== SUPPLIED DATA ==
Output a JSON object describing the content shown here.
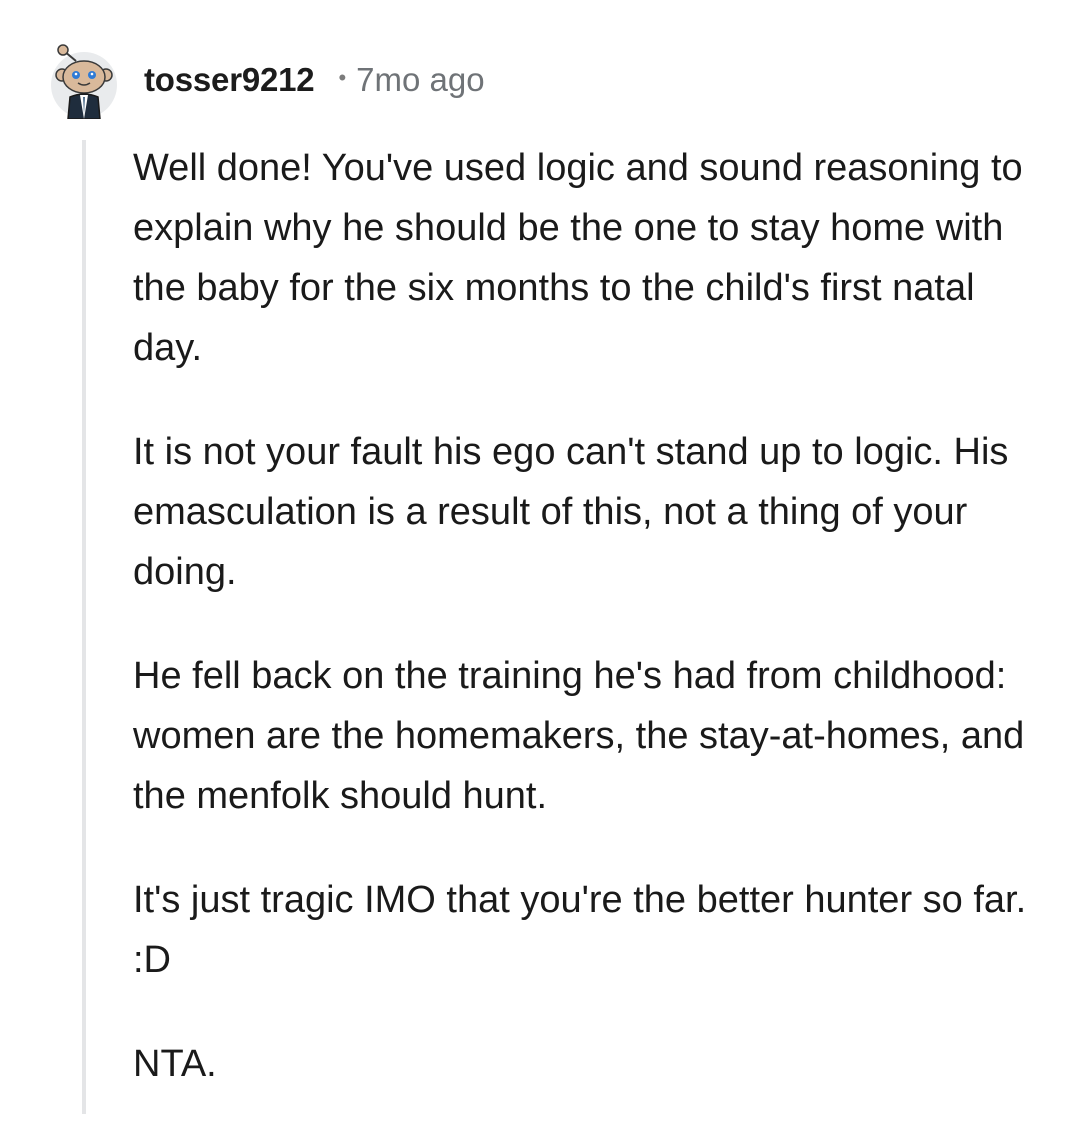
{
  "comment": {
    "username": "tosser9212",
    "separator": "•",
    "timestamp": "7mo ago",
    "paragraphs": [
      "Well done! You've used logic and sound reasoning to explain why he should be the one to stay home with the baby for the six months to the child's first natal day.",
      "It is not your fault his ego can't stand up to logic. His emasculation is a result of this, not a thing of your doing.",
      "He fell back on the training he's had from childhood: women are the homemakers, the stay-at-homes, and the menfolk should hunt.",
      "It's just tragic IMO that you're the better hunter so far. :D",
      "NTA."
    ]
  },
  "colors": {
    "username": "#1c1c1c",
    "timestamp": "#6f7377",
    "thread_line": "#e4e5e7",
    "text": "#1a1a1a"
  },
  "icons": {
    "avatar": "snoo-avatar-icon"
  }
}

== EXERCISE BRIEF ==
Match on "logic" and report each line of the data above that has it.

== RESPONSE TO THE TASK ==
      "Well done! You've used logic and sound reasoning to explain why he should be the one to stay home with the baby for the six months to the child's first natal day.",
      "It is not your fault his ego can't stand up to logic. His emasculation is a result of this, not a thing of your doing.",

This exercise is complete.